The problem:
From the first line to the last, repeat the data exactly and drop the pictures.

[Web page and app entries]

--*--

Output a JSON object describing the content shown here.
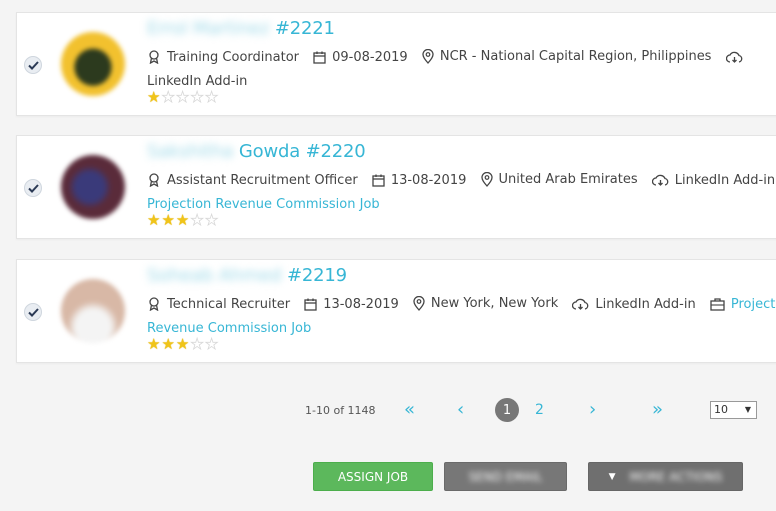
{
  "candidates": [
    {
      "name_hidden": "Errol Martinez",
      "name_visible": "",
      "id": "#2221",
      "title": "Training Coordinator",
      "date": "09-08-2019",
      "location": "NCR - National Capital Region, Philippines",
      "source": "LinkedIn Add-in",
      "job_line1": "",
      "job_line2": "",
      "rating": 1,
      "avatar_color": "#f2c12e",
      "avatar_center": "#2c3a1e"
    },
    {
      "name_hidden": "Sakshitha",
      "name_visible": "Gowda",
      "id": "#2220",
      "title": "Assistant Recruitment Officer",
      "date": "13-08-2019",
      "location": "United Arab Emirates",
      "source": "LinkedIn Add-in",
      "job_line1": "",
      "job_line2": "Projection Revenue Commission Job",
      "rating": 3,
      "avatar_color": "#5a2b3a",
      "avatar_center": "#3a3a7a"
    },
    {
      "name_hidden": "Soheab Ahmed",
      "name_visible": "",
      "id": "#2219",
      "title": "Technical Recruiter",
      "date": "13-08-2019",
      "location": "New York, New York",
      "source": "LinkedIn Add-in",
      "job_line1": "Projection",
      "job_line2": "Revenue Commission Job",
      "rating": 3,
      "avatar_color": "#d8b8a6",
      "avatar_center": "#f4f4f4"
    }
  ],
  "pagination": {
    "range": "1-10 of 1148",
    "current_page": "1",
    "next_page": "2",
    "first_glyph": "«",
    "prev_glyph": "‹",
    "next_glyph": "›",
    "last_glyph": "»",
    "page_size": "10"
  },
  "actions": {
    "assign_label": "ASSIGN JOB",
    "send_label": "SEND EMAIL",
    "more_label": "MORE ACTIONS"
  },
  "colors": {
    "accent": "#37b6d5",
    "assign": "#5cb85c",
    "grey_button": "#777777"
  }
}
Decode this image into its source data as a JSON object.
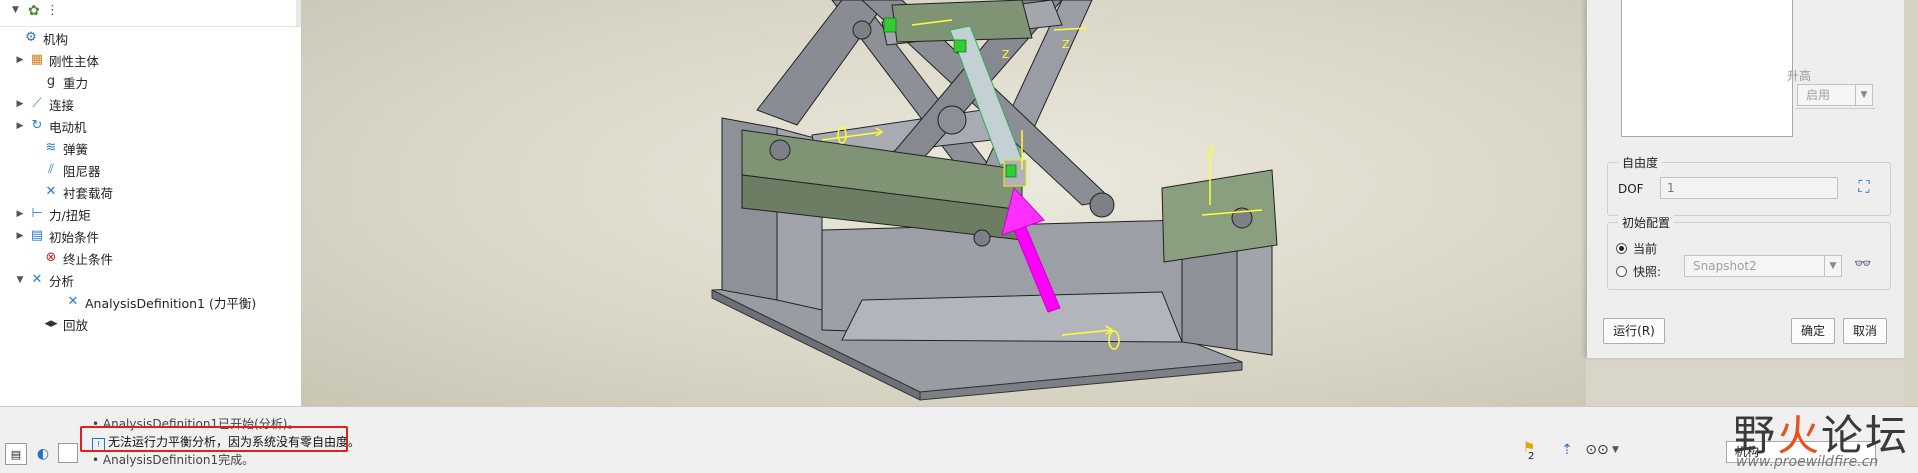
{
  "tree": {
    "items": [
      {
        "label": "机构",
        "twisty": "",
        "icon": "⚙"
      },
      {
        "label": "刚性主体",
        "twisty": "▶",
        "icon": "▦"
      },
      {
        "label": "重力",
        "twisty": "",
        "icon": "g"
      },
      {
        "label": "连接",
        "twisty": "▶",
        "icon": "⟋"
      },
      {
        "label": "电动机",
        "twisty": "▶",
        "icon": "↻"
      },
      {
        "label": "弹簧",
        "twisty": "",
        "icon": "≋"
      },
      {
        "label": "阻尼器",
        "twisty": "",
        "icon": "⫽"
      },
      {
        "label": "衬套载荷",
        "twisty": "",
        "icon": "✕"
      },
      {
        "label": "力/扭矩",
        "twisty": "▶",
        "icon": "⊢"
      },
      {
        "label": "初始条件",
        "twisty": "▶",
        "icon": "▤"
      },
      {
        "label": "终止条件",
        "twisty": "",
        "icon": "⊗"
      },
      {
        "label": "分析",
        "twisty": "▼",
        "icon": "✕"
      },
      {
        "label": "AnalysisDefinition1 (力平衡)",
        "twisty": "",
        "icon": "✕"
      },
      {
        "label": "回放",
        "twisty": "",
        "icon": "◂▸"
      }
    ]
  },
  "dialog": {
    "lift_label": "升高",
    "enable_value": "启用",
    "dof_group": "自由度",
    "dof_label": "DOF",
    "dof_value": "1",
    "initcfg_group": "初始配置",
    "radio_current": "当前",
    "radio_snapshot": "快照:",
    "snapshot_value": "Snapshot2",
    "run_button": "运行(R)",
    "ok_button": "确定",
    "cancel_button": "取消"
  },
  "status": {
    "messages": [
      "• AnalysisDefinition1已开始(分析)。",
      "无法运行力平衡分析，因为系统没有零自由度。",
      "• AnalysisDefinition1完成。"
    ],
    "flag_count": "2",
    "mechanism_value": "机构"
  },
  "watermark": {
    "title_a": "野",
    "title_b": "火",
    "title_c": "论坛",
    "url": "www.proewildfire.cn"
  },
  "colors": {
    "highlight": "#e0201d",
    "model_gray": "#8a8c94",
    "rail_green": "#7f9475",
    "force_magenta": "#ff00ff",
    "axis_yellow": "#ffff33"
  }
}
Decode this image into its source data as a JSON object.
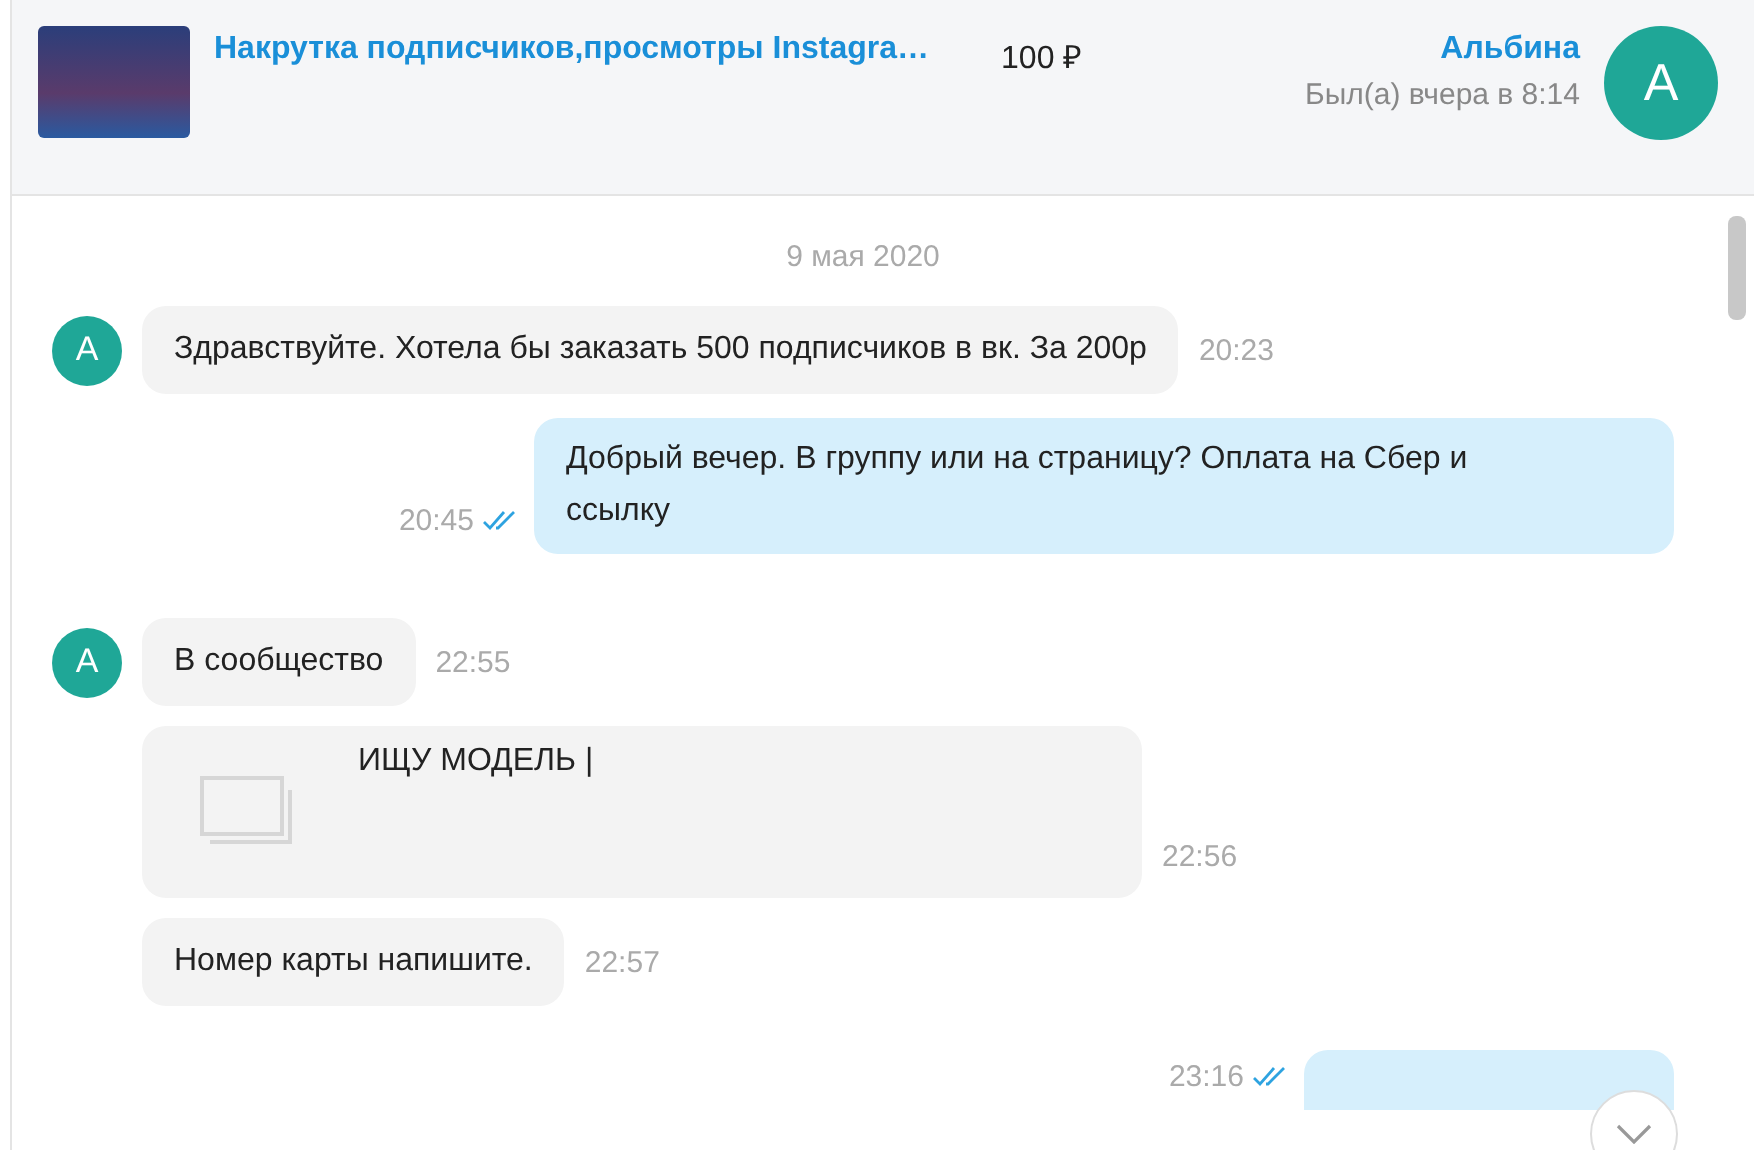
{
  "header": {
    "listing_title": "Накрутка подписчиков,просмотры Instagra…",
    "price": "100 ₽",
    "contact_name": "Альбина",
    "last_seen": "Был(а) вчера в 8:14",
    "avatar_letter": "А"
  },
  "date": "9 мая 2020",
  "messages": [
    {
      "kind": "incoming",
      "avatar_letter": "А",
      "text": "Здравствуйте. Хотела бы заказать 500 подписчиков в вк. За 200р",
      "time": "20:23"
    },
    {
      "kind": "outgoing",
      "text": "Добрый вечер. В группу или на страницу? Оплата на Сбер и ссылку",
      "time": "20:45",
      "read": true
    },
    {
      "kind": "incoming",
      "avatar_letter": "А",
      "text": "В сообщество",
      "time": "22:55"
    },
    {
      "kind": "link",
      "text": "ИЩУ МОДЕЛЬ |",
      "time": "22:56"
    },
    {
      "kind": "incoming",
      "text": "Номер карты напишите.",
      "time": "22:57"
    },
    {
      "kind": "outgoing",
      "time": "23:16",
      "read": true
    }
  ]
}
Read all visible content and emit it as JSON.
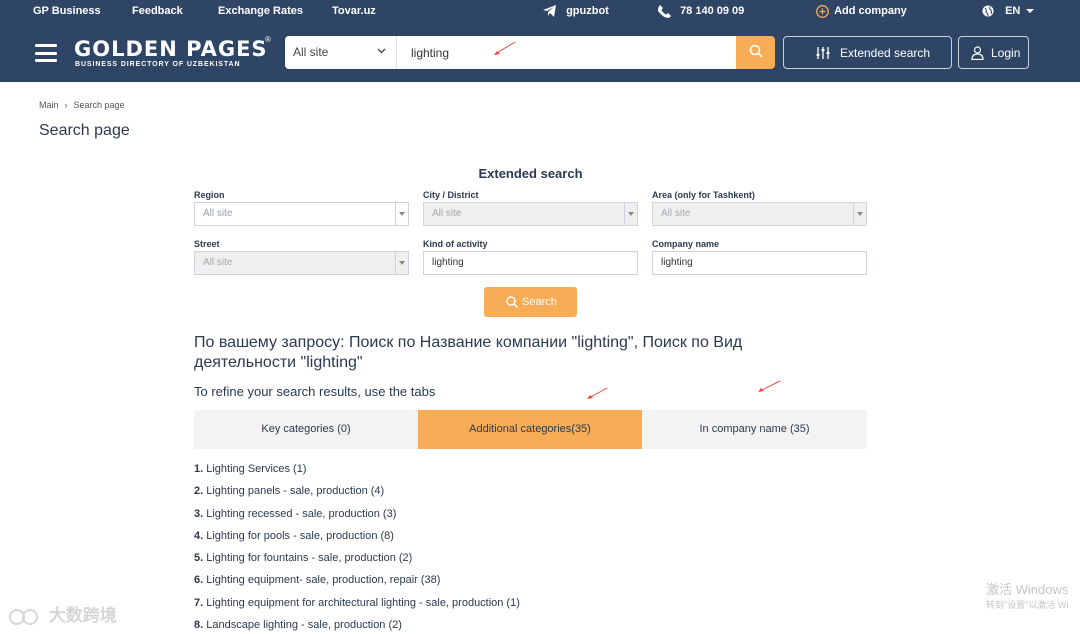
{
  "topbar": {
    "links": [
      "GP Business",
      "Feedback",
      "Exchange Rates",
      "Tovar.uz"
    ],
    "telegram": "gpuzbot",
    "phone": "78 140 09 09",
    "add_company": "Add company",
    "language": "EN"
  },
  "header": {
    "logo_title": "GOLDEN PAGES",
    "logo_reg": "®",
    "logo_subtitle": "BUSINESS DIRECTORY OF UZBEKISTAN",
    "site_select": "All site",
    "search_value": "lighting",
    "extended_search": "Extended search",
    "login": "Login"
  },
  "breadcrumb": [
    "Main",
    "Search page"
  ],
  "page_title": "Search page",
  "extended": {
    "title": "Extended search",
    "region_label": "Region",
    "region_value": "All site",
    "city_label": "City / District",
    "city_value": "All site",
    "area_label": "Area (only for Tashkent)",
    "area_value": "All site",
    "street_label": "Street",
    "street_value": "All site",
    "activity_label": "Kind of activity",
    "activity_value": "lighting",
    "company_label": "Company name",
    "company_value": "lighting",
    "search_button": "Search"
  },
  "query_text": "По вашему запросу: Поиск по Название компании \"lighting\", Поиск по Вид деятельности \"lighting\"",
  "refine_text": "To refine your search results, use the tabs",
  "tabs": [
    {
      "label": "Key categories (0)",
      "active": false
    },
    {
      "label": "Additional categories(35)",
      "active": true
    },
    {
      "label": "In company name (35)",
      "active": false
    }
  ],
  "results": [
    {
      "num": "1.",
      "name": "Lighting Services",
      "count": "(1)"
    },
    {
      "num": "2.",
      "name": "Lighting panels - sale, production",
      "count": "(4)"
    },
    {
      "num": "3.",
      "name": "Lighting recessed - sale, production",
      "count": "(3)"
    },
    {
      "num": "4.",
      "name": "Lighting for pools - sale, production",
      "count": "(8)"
    },
    {
      "num": "5.",
      "name": "Lighting for fountains - sale, production",
      "count": "(2)"
    },
    {
      "num": "6.",
      "name": "Lighting equipment- sale, production, repair",
      "count": "(38)"
    },
    {
      "num": "7.",
      "name": "Lighting equipment for architectural lighting - sale, production",
      "count": "(1)"
    },
    {
      "num": "8.",
      "name": "Landscape lighting - sale, production",
      "count": "(2)"
    }
  ],
  "watermark": {
    "line1": "激活 Windows",
    "line2": "转到\"设置\"以激活 Wi",
    "corner": "大数跨境"
  },
  "colors": {
    "header": "#2e4566",
    "accent": "#f7ac56"
  }
}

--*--

Answer to this task:
Output a JSON object describing the content shown here.
{
  "candidates": [
    {
      "name_hidden": "Errol Martinez",
      "name_visible": "",
      "id": "#2221",
      "title": "Training Coordinator",
      "date": "09-08-2019",
      "location": "NCR - National Capital Region, Philippines",
      "source": "LinkedIn Add-in",
      "job_line1": "",
      "job_line2": "",
      "rating": 1,
      "avatar_color": "#f2c12e",
      "avatar_center": "#2c3a1e"
    },
    {
      "name_hidden": "Sakshitha",
      "name_visible": "Gowda",
      "id": "#2220",
      "title": "Assistant Recruitment Officer",
      "date": "13-08-2019",
      "location": "United Arab Emirates",
      "source": "LinkedIn Add-in",
      "job_line1": "",
      "job_line2": "Projection Revenue Commission Job",
      "rating": 3,
      "avatar_color": "#5a2b3a",
      "avatar_center": "#3a3a7a"
    },
    {
      "name_hidden": "Soheab Ahmed",
      "name_visible": "",
      "id": "#2219",
      "title": "Technical Recruiter",
      "date": "13-08-2019",
      "location": "New York, New York",
      "source": "LinkedIn Add-in",
      "job_line1": "Projection",
      "job_line2": "Revenue Commission Job",
      "rating": 3,
      "avatar_color": "#d8b8a6",
      "avatar_center": "#f4f4f4"
    }
  ],
  "pagination": {
    "range": "1-10 of 1148",
    "current_page": "1",
    "next_page": "2",
    "first_glyph": "«",
    "prev_glyph": "‹",
    "next_glyph": "›",
    "last_glyph": "»",
    "page_size": "10"
  },
  "actions": {
    "assign_label": "ASSIGN JOB",
    "send_label": "SEND EMAIL",
    "more_label": "MORE ACTIONS"
  },
  "colors": {
    "accent": "#37b6d5",
    "assign": "#5cb85c",
    "grey_button": "#777777"
  }
}
Decode this image into its source data as a JSON object.
{
  "tree": {
    "items": [
      {
        "label": "机构",
        "twisty": "",
        "icon": "⚙"
      },
      {
        "label": "刚性主体",
        "twisty": "▶",
        "icon": "▦"
      },
      {
        "label": "重力",
        "twisty": "",
        "icon": "g"
      },
      {
        "label": "连接",
        "twisty": "▶",
        "icon": "⟋"
      },
      {
        "label": "电动机",
        "twisty": "▶",
        "icon": "↻"
      },
      {
        "label": "弹簧",
        "twisty": "",
        "icon": "≋"
      },
      {
        "label": "阻尼器",
        "twisty": "",
        "icon": "⫽"
      },
      {
        "label": "衬套载荷",
        "twisty": "",
        "icon": "✕"
      },
      {
        "label": "力/扭矩",
        "twisty": "▶",
        "icon": "⊢"
      },
      {
        "label": "初始条件",
        "twisty": "▶",
        "icon": "▤"
      },
      {
        "label": "终止条件",
        "twisty": "",
        "icon": "⊗"
      },
      {
        "label": "分析",
        "twisty": "▼",
        "icon": "✕"
      },
      {
        "label": "AnalysisDefinition1 (力平衡)",
        "twisty": "",
        "icon": "✕"
      },
      {
        "label": "回放",
        "twisty": "",
        "icon": "◂▸"
      }
    ]
  },
  "dialog": {
    "lift_label": "升高",
    "enable_value": "启用",
    "dof_group": "自由度",
    "dof_label": "DOF",
    "dof_value": "1",
    "initcfg_group": "初始配置",
    "radio_current": "当前",
    "radio_snapshot": "快照:",
    "snapshot_value": "Snapshot2",
    "run_button": "运行(R)",
    "ok_button": "确定",
    "cancel_button": "取消"
  },
  "status": {
    "messages": [
      "• AnalysisDefinition1已开始(分析)。",
      "无法运行力平衡分析，因为系统没有零自由度。",
      "• AnalysisDefinition1完成。"
    ],
    "flag_count": "2",
    "mechanism_value": "机构"
  },
  "watermark": {
    "title_a": "野",
    "title_b": "火",
    "title_c": "论坛",
    "url": "www.proewildfire.cn"
  },
  "colors": {
    "highlight": "#e0201d",
    "model_gray": "#8a8c94",
    "rail_green": "#7f9475",
    "force_magenta": "#ff00ff",
    "axis_yellow": "#ffff33"
  }
}
Decode this image into its source data as a JSON object.
{
  "header": {
    "listing_title": "Накрутка подписчиков,просмотры Instagra…",
    "price": "100 ₽",
    "contact_name": "Альбина",
    "last_seen": "Был(а) вчера в 8:14",
    "avatar_letter": "А"
  },
  "date": "9 мая 2020",
  "messages": [
    {
      "kind": "incoming",
      "avatar_letter": "А",
      "text": "Здравствуйте. Хотела бы заказать 500 подписчиков в вк. За 200р",
      "time": "20:23"
    },
    {
      "kind": "outgoing",
      "text": "Добрый вечер. В группу или на страницу? Оплата на Сбер и ссылку",
      "time": "20:45",
      "read": true
    },
    {
      "kind": "incoming",
      "avatar_letter": "А",
      "text": "В сообщество",
      "time": "22:55"
    },
    {
      "kind": "link",
      "text": "ИЩУ МОДЕЛЬ |",
      "time": "22:56"
    },
    {
      "kind": "incoming",
      "text": "Номер карты напишите.",
      "time": "22:57"
    },
    {
      "kind": "outgoing",
      "time": "23:16",
      "read": true
    }
  ]
}
Read all visible content and emit it as JSON.
{
  "topbar": {
    "links": [
      "GP Business",
      "Feedback",
      "Exchange Rates",
      "Tovar.uz"
    ],
    "telegram": "gpuzbot",
    "phone": "78 140 09 09",
    "add_company": "Add company",
    "language": "EN"
  },
  "header": {
    "logo_title": "GOLDEN PAGES",
    "logo_reg": "®",
    "logo_subtitle": "BUSINESS DIRECTORY OF UZBEKISTAN",
    "site_select": "All site",
    "search_value": "lighting",
    "extended_search": "Extended search",
    "login": "Login"
  },
  "breadcrumb": [
    "Main",
    "Search page"
  ],
  "page_title": "Search page",
  "extended": {
    "title": "Extended search",
    "region_label": "Region",
    "region_value": "All site",
    "city_label": "City / District",
    "city_value": "All site",
    "area_label": "Area (only for Tashkent)",
    "area_value": "All site",
    "street_label": "Street",
    "street_value": "All site",
    "activity_label": "Kind of activity",
    "activity_value": "lighting",
    "company_label": "Company name",
    "company_value": "lighting",
    "search_button": "Search"
  },
  "query_text": "По вашему запросу: Поиск по Название компании \"lighting\", Поиск по Вид деятельности \"lighting\"",
  "refine_text": "To refine your search results, use the tabs",
  "tabs": [
    {
      "label": "Key categories (0)",
      "active": false
    },
    {
      "label": "Additional categories(35)",
      "active": true
    },
    {
      "label": "In company name (35)",
      "active": false
    }
  ],
  "results": [
    {
      "num": "1.",
      "name": "Lighting Services",
      "count": "(1)"
    },
    {
      "num": "2.",
      "name": "Lighting panels - sale, production",
      "count": "(4)"
    },
    {
      "num": "3.",
      "name": "Lighting recessed - sale, production",
      "count": "(3)"
    },
    {
      "num": "4.",
      "name": "Lighting for pools - sale, production",
      "count": "(8)"
    },
    {
      "num": "5.",
      "name": "Lighting for fountains - sale, production",
      "count": "(2)"
    },
    {
      "num": "6.",
      "name": "Lighting equipment- sale, production, repair",
      "count": "(38)"
    },
    {
      "num": "7.",
      "name": "Lighting equipment for architectural lighting - sale, production",
      "count": "(1)"
    },
    {
      "num": "8.",
      "name": "Landscape lighting - sale, production",
      "count": "(2)"
    }
  ],
  "watermark": {
    "line1": "激活 Windows",
    "line2": "转到\"设置\"以激活 Wi",
    "corner": "大数跨境"
  },
  "colors": {
    "header": "#2e4566",
    "accent": "#f7ac56"
  }
}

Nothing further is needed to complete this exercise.